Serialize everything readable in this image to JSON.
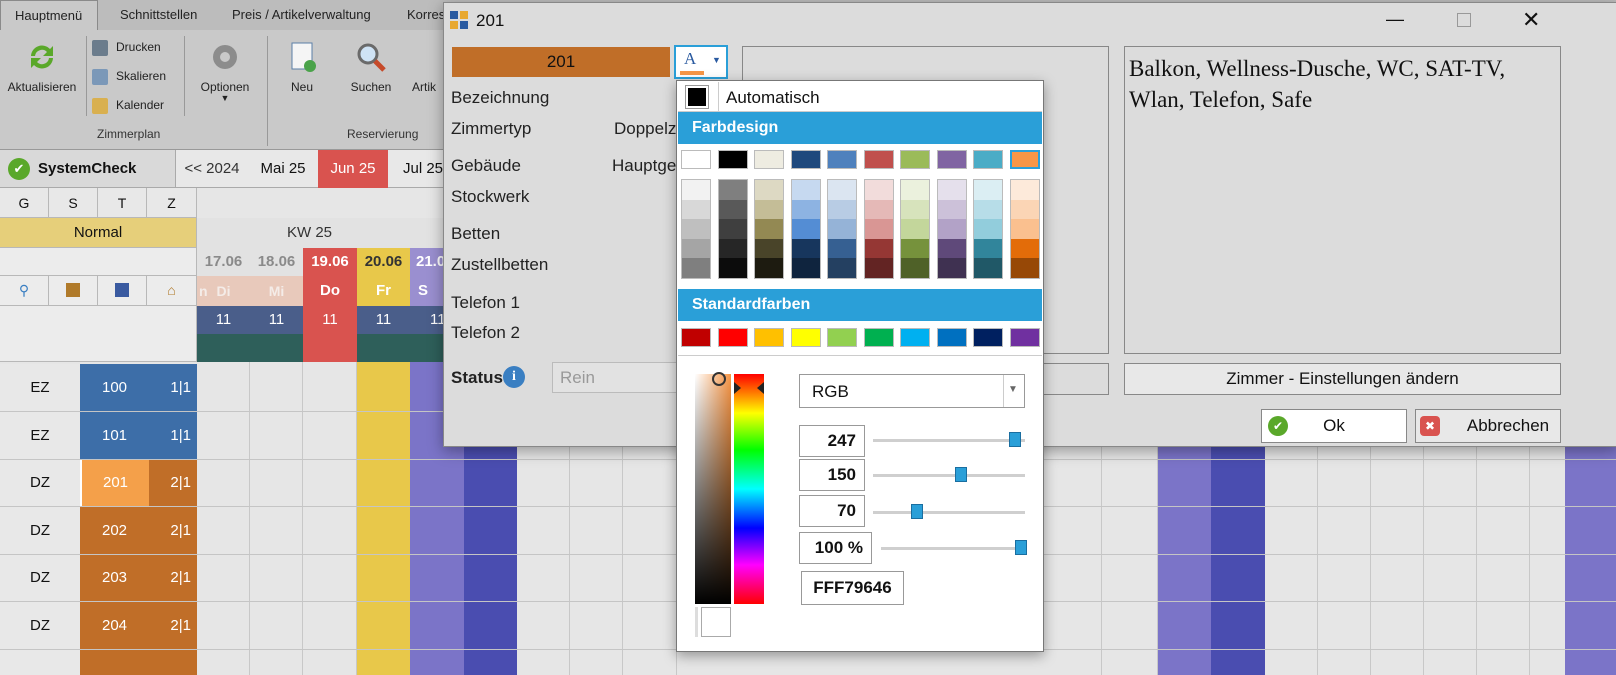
{
  "ribbon": {
    "tabs": [
      "Hauptmenü",
      "Schnittstellen",
      "Preis / Artikelverwaltung",
      "Korres"
    ],
    "refresh_label": "Aktualisieren",
    "print_label": "Drucken",
    "scale_label": "Skalieren",
    "calendar_label": "Kalender",
    "options_label": "Optionen",
    "new_label": "Neu",
    "search_label": "Suchen",
    "article_label": "Artik",
    "group_roomplan": "Zimmerplan",
    "group_reservation": "Reservierung"
  },
  "planner": {
    "systemcheck": "SystemCheck",
    "months": [
      "<< 2024",
      "Mai 25",
      "Jun 25",
      "Jul 25"
    ],
    "col_headers": [
      "G",
      "S",
      "T",
      "Z"
    ],
    "season": "Normal",
    "week": "KW 25",
    "dates": [
      "17.06",
      "18.06",
      "19.06",
      "20.06",
      "21.0"
    ],
    "weekdays": [
      "Di",
      "Mi",
      "Do",
      "Fr",
      "S"
    ],
    "prev_weekday_partial": "n",
    "counts": [
      "11",
      "11",
      "11",
      "11",
      "11"
    ],
    "rooms": [
      {
        "type": "EZ",
        "number": "100",
        "beds": "1|1"
      },
      {
        "type": "EZ",
        "number": "101",
        "beds": "1|1"
      },
      {
        "type": "DZ",
        "number": "201",
        "beds": "2|1"
      },
      {
        "type": "DZ",
        "number": "202",
        "beds": "2|1"
      },
      {
        "type": "DZ",
        "number": "203",
        "beds": "2|1"
      },
      {
        "type": "DZ",
        "number": "204",
        "beds": "2|1"
      }
    ]
  },
  "dialog": {
    "title": "201",
    "room_number": "201",
    "labels": {
      "bezeichnung": "Bezeichnung",
      "zimmertyp": "Zimmertyp",
      "zimmertyp_value": "Doppelz",
      "gebaeude": "Gebäude",
      "gebaeude_value": "Hauptge",
      "stockwerk": "Stockwerk",
      "betten": "Betten",
      "zustellbetten": "Zustellbetten",
      "telefon1": "Telefon 1",
      "telefon2": "Telefon 2",
      "status": "Status"
    },
    "status_value": "Rein",
    "description": "Balkon, Wellness-Dusche, WC, SAT-TV, Wlan, Telefon, Safe",
    "change_settings": "Zimmer - Einstellungen ändern",
    "ok": "Ok",
    "cancel": "Abbrechen"
  },
  "color_picker": {
    "auto_label": "Automatisch",
    "design_header": "Farbdesign",
    "standard_header": "Standardfarben",
    "design_colors": [
      "#ffffff",
      "#000000",
      "#eeece1",
      "#1f497d",
      "#4f81bd",
      "#c0504d",
      "#9bbb59",
      "#8064a2",
      "#4bacc6",
      "#f79646"
    ],
    "shades": [
      [
        "#f2f2f2",
        "#d8d8d8",
        "#bfbfbf",
        "#a5a5a5",
        "#7f7f7f"
      ],
      [
        "#7f7f7f",
        "#595959",
        "#3f3f3f",
        "#262626",
        "#0c0c0c"
      ],
      [
        "#ddd9c3",
        "#c4bd97",
        "#938953",
        "#494429",
        "#1d1b10"
      ],
      [
        "#c6d9f0",
        "#8db3e2",
        "#548dd4",
        "#17365d",
        "#0f243e"
      ],
      [
        "#dbe5f1",
        "#b8cce4",
        "#95b3d7",
        "#366092",
        "#244061"
      ],
      [
        "#f2dcdb",
        "#e5b9b7",
        "#d99694",
        "#953734",
        "#632423"
      ],
      [
        "#ebf1dd",
        "#d7e3bc",
        "#c3d69b",
        "#76923c",
        "#4f6128"
      ],
      [
        "#e5e0ec",
        "#ccc1d9",
        "#b2a2c7",
        "#5f497a",
        "#3f3151"
      ],
      [
        "#dbeef3",
        "#b7dde8",
        "#92cddc",
        "#31859b",
        "#205867"
      ],
      [
        "#fdeada",
        "#fbd5b5",
        "#fac08f",
        "#e36c09",
        "#974806"
      ]
    ],
    "standard_colors": [
      "#c00000",
      "#ff0000",
      "#ffc000",
      "#ffff00",
      "#92d050",
      "#00b050",
      "#00b0f0",
      "#0070c0",
      "#002060",
      "#7030a0"
    ],
    "mode": "RGB",
    "r": "247",
    "g": "150",
    "b": "70",
    "alpha": "100 %",
    "r_value": 247,
    "g_value": 150,
    "b_value": 70,
    "alpha_value": 100,
    "hex": "FFF79646",
    "selected_color": "#f79646"
  }
}
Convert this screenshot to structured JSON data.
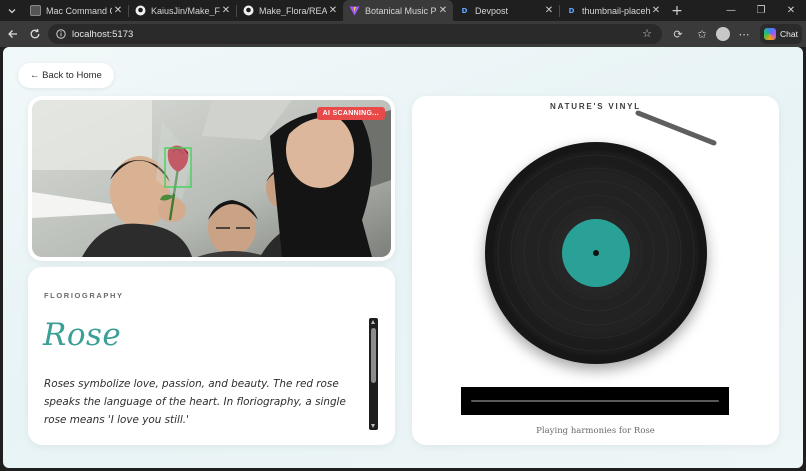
{
  "browser": {
    "tabs": [
      {
        "title": "Mac Command Cont",
        "icon": "app-icon",
        "active": false
      },
      {
        "title": "KaiusJin/Make_Flora",
        "icon": "github-icon",
        "active": false
      },
      {
        "title": "Make_Flora/READMI",
        "icon": "github-icon",
        "active": false
      },
      {
        "title": "Botanical Music Play",
        "icon": "vite-icon",
        "active": true
      },
      {
        "title": "Devpost",
        "icon": "devpost-icon",
        "active": false
      },
      {
        "title": "thumbnail-placehold",
        "icon": "devpost-icon",
        "active": false
      }
    ],
    "url": "localhost:5173",
    "chat_label": "Chat"
  },
  "page": {
    "back_label": "← Back to Home",
    "scan_badge": "AI SCANNING...",
    "section_label": "FLORIOGRAPHY",
    "flower_name": "Rose",
    "meaning": "Roses symbolize love, passion, and beauty. The red rose speaks the language of the heart. In floriography, a single rose means 'I love you still.'",
    "player_title": "NATURE'S VINYL",
    "caption": "Playing harmonies for Rose",
    "colors": {
      "accent": "#3a9f95",
      "record_label": "#2aa196",
      "scan_badge": "#e84a4a",
      "detection_box": "#39d353"
    }
  }
}
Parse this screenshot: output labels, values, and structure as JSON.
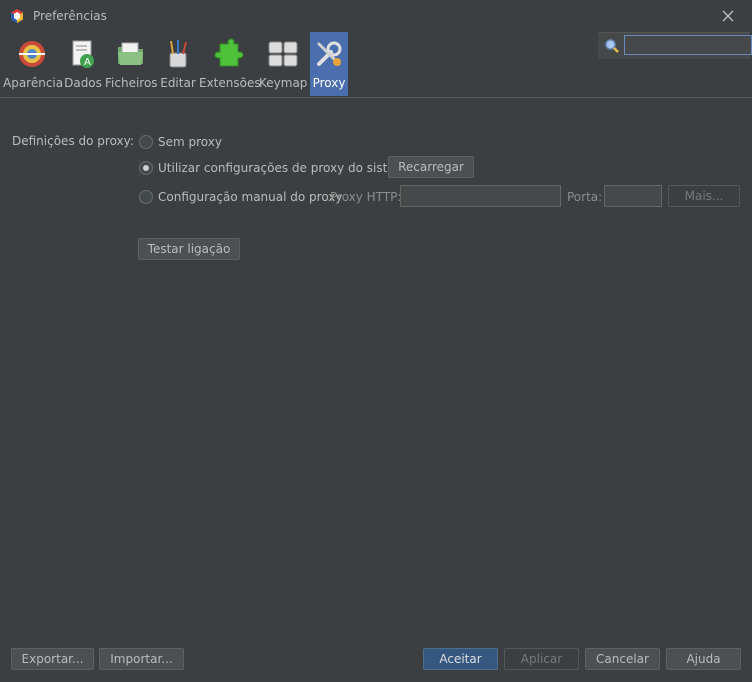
{
  "window": {
    "title": "Preferências"
  },
  "toolbar": {
    "items": [
      {
        "label": "Aparência",
        "icon": "appearance-icon"
      },
      {
        "label": "Dados",
        "icon": "data-icon"
      },
      {
        "label": "Ficheiros",
        "icon": "files-icon"
      },
      {
        "label": "Editar",
        "icon": "edit-icon"
      },
      {
        "label": "Extensões",
        "icon": "extensions-icon"
      },
      {
        "label": "Keymap",
        "icon": "keymap-icon"
      },
      {
        "label": "Proxy",
        "icon": "proxy-icon",
        "selected": true
      }
    ]
  },
  "search": {
    "value": ""
  },
  "proxy": {
    "section_label": "Definições do proxy:",
    "options": {
      "none": "Sem proxy",
      "system": "Utilizar configurações de proxy do sistema",
      "manual": "Configuração manual do proxy"
    },
    "selected_option": "system",
    "reload_button": "Recarregar",
    "http_label": "Proxy HTTP:",
    "http_value": "",
    "port_label": "Porta:",
    "port_value": "",
    "more_button": "Mais...",
    "test_button": "Testar ligação"
  },
  "footer": {
    "export_button": "Exportar...",
    "import_button": "Importar...",
    "accept_button": "Aceitar",
    "apply_button": "Aplicar",
    "cancel_button": "Cancelar",
    "help_button": "Ajuda"
  },
  "colors": {
    "accent": "#4b6eaf",
    "background": "#3c3f41",
    "primary_button": "#365880"
  }
}
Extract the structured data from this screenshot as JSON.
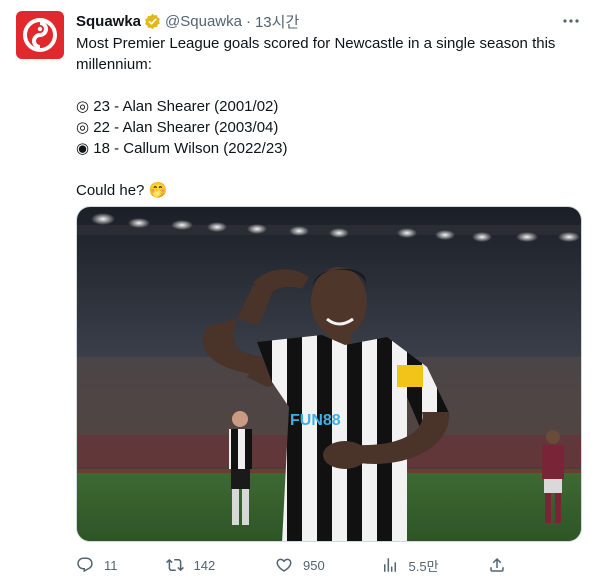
{
  "tweet": {
    "author_name": "Squawka",
    "handle": "@Squawka",
    "separator": "·",
    "time": "13시간",
    "lines": [
      "Most Premier League goals scored for Newcastle in a single season this millennium:",
      "",
      "◎ 23 - Alan Shearer (2001/02)",
      "◎ 22 - Alan Shearer (2003/04)",
      "◉ 18 - Callum Wilson (2022/23)",
      "",
      "Could he? 🤭"
    ]
  },
  "actions": {
    "replies": "11",
    "retweets": "142",
    "likes": "950",
    "views": "5.5만"
  },
  "colors": {
    "brand": "#e1282d",
    "verified": "#e2b719",
    "muted": "#536471"
  }
}
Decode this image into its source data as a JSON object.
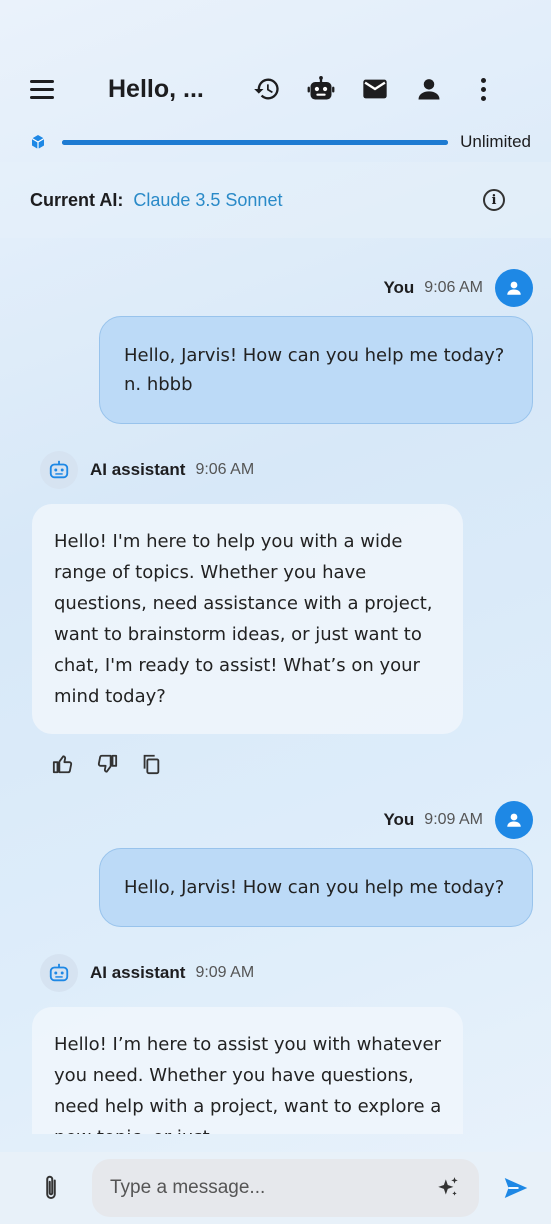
{
  "header": {
    "title": "Hello, ...",
    "icons": [
      "menu-icon",
      "history-icon",
      "bot-icon",
      "mail-icon",
      "person-icon",
      "more-vert-icon"
    ]
  },
  "usage": {
    "label": "Unlimited",
    "progress": 1.0
  },
  "current_ai": {
    "label": "Current AI:",
    "model": "Claude 3.5 Sonnet"
  },
  "messages": [
    {
      "role": "user",
      "sender": "You",
      "time": "9:06 AM",
      "text": "Hello, Jarvis! How can you help me today?n.  hbbb"
    },
    {
      "role": "ai",
      "sender": "AI assistant",
      "time": "9:06 AM",
      "text": "Hello! I'm here to help you with a wide range of topics. Whether you have questions, need assistance with a project, want to brainstorm ideas, or just want to chat, I'm ready to assist! What’s on your mind today?"
    },
    {
      "role": "user",
      "sender": "You",
      "time": "9:09 AM",
      "text": "Hello, Jarvis! How can you help me today?"
    },
    {
      "role": "ai",
      "sender": "AI assistant",
      "time": "9:09 AM",
      "text": "Hello! I’m here to assist you with whatever you need. Whether you have questions, need help with a project, want to explore a new topic, or just"
    }
  ],
  "composer": {
    "placeholder": "Type a message..."
  },
  "colors": {
    "accent": "#1e88e5",
    "model_text": "#2a8ac8",
    "user_bubble": "#bcdaf7"
  }
}
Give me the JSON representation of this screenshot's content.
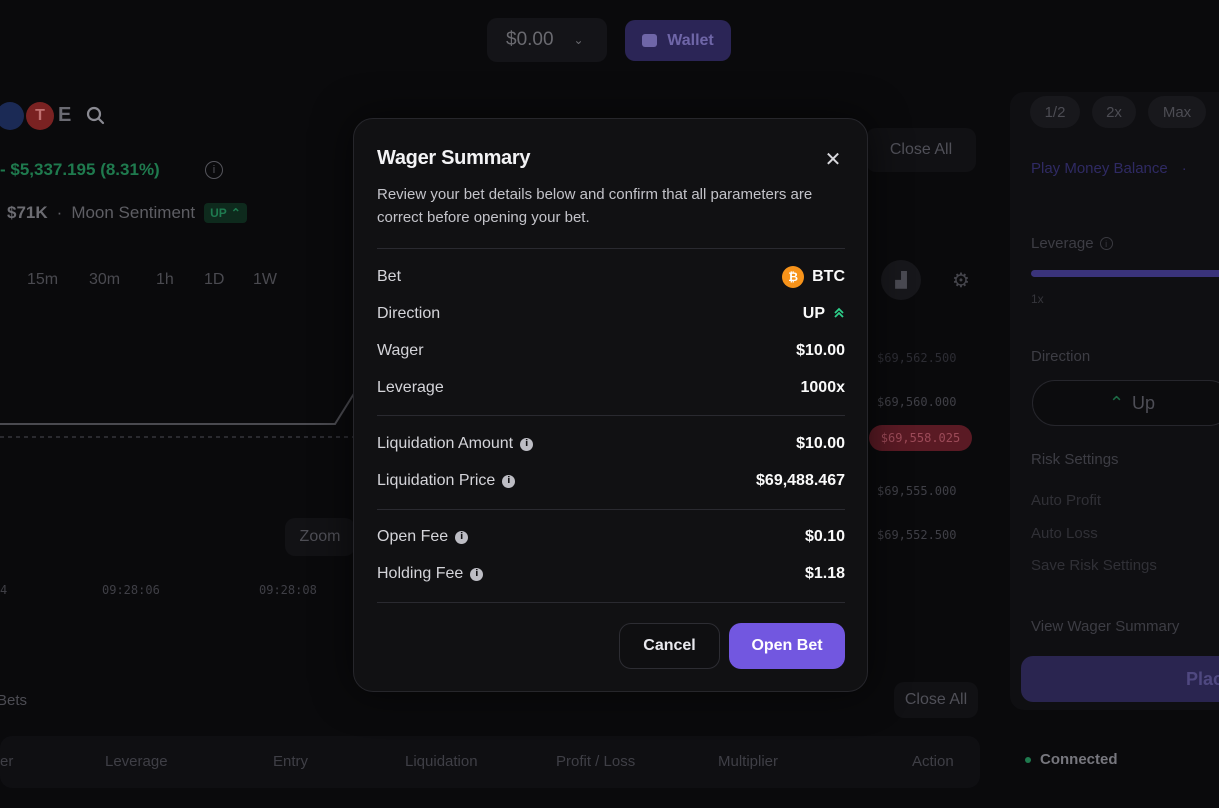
{
  "topbar": {
    "balance": "$0.00",
    "wallet_label": "Wallet"
  },
  "market": {
    "price_change": "- $5,337.195 (8.31%)",
    "stat_value": "$71K",
    "sentiment_label": "Moon Sentiment",
    "sentiment_badge": "UP",
    "timeframes": [
      "15m",
      "30m",
      "1h",
      "1D",
      "1W"
    ],
    "price_axis": [
      "$69,562.500",
      "$69,560.000",
      "$69,555.000",
      "$69,552.500"
    ],
    "current_price_tag": "$69,558.025",
    "time_axis": [
      "4",
      "09:28:06",
      "09:28:08"
    ],
    "zoom_label": "Zoom",
    "close_all_label": "Close All"
  },
  "bets": {
    "section_label": "Bets",
    "close_all_label": "Close All",
    "columns": [
      "er",
      "Leverage",
      "Entry",
      "Liquidation",
      "Profit / Loss",
      "Multiplier",
      "Action"
    ]
  },
  "panel": {
    "chips": [
      "1/2",
      "2x",
      "Max"
    ],
    "play_balance": "Play Money Balance",
    "leverage_label": "Leverage",
    "leverage_min": "1x",
    "direction_label": "Direction",
    "up_label": "Up",
    "risk_settings": "Risk Settings",
    "auto_profit": "Auto Profit",
    "auto_loss": "Auto Loss",
    "save_risk": "Save Risk Settings",
    "view_summary": "View Wager Summary",
    "place_label": "Place",
    "status": "Connected"
  },
  "modal": {
    "title": "Wager Summary",
    "description": "Review your bet details below and confirm that all parameters are correct before opening your bet.",
    "rows": {
      "bet": {
        "label": "Bet",
        "value": "BTC"
      },
      "direction": {
        "label": "Direction",
        "value": "UP"
      },
      "wager": {
        "label": "Wager",
        "value": "$10.00"
      },
      "leverage": {
        "label": "Leverage",
        "value": "1000x"
      },
      "liq_amount": {
        "label": "Liquidation Amount",
        "value": "$10.00"
      },
      "liq_price": {
        "label": "Liquidation Price",
        "value": "$69,488.467"
      },
      "open_fee": {
        "label": "Open Fee",
        "value": "$0.10"
      },
      "holding_fee": {
        "label": "Holding Fee",
        "value": "$1.18"
      }
    },
    "cancel_label": "Cancel",
    "open_label": "Open Bet"
  },
  "colors": {
    "accent": "#7257e0",
    "up": "#2ecf8a",
    "btc": "#f7931a"
  }
}
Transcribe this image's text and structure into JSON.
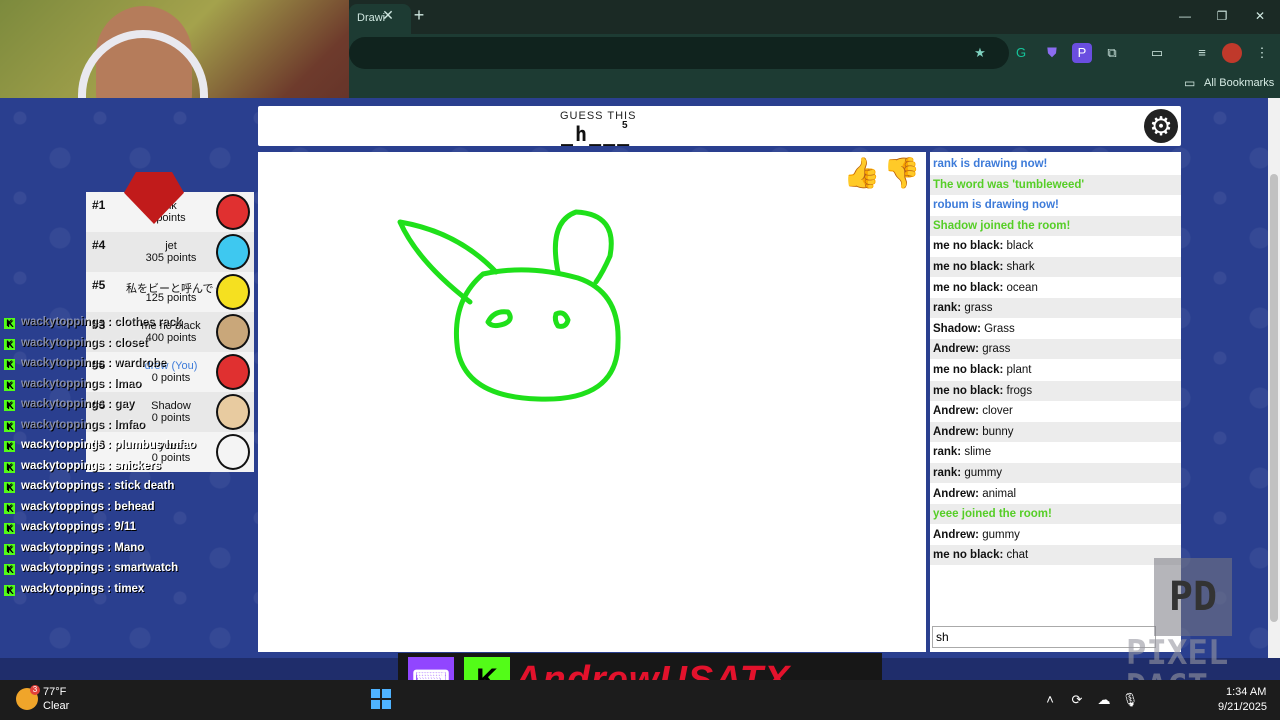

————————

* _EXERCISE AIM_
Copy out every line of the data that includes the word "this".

* _PROBLEM SOLUTION_
Serialize everything readable in this image to JSON.
Convert this screenshot to structured JSON data.
Parse this screenshot: output labels, values, and structure as JSON.
Extract the structured data from this screenshot as JSON.
      "Most Premier League goals scored for Newcastle in a single season this millennium:",
Decode this image into its source data as a JSON object.
Give me the JSON representation of this screenshot's content.
Transcribe this image's text and structure into JSON.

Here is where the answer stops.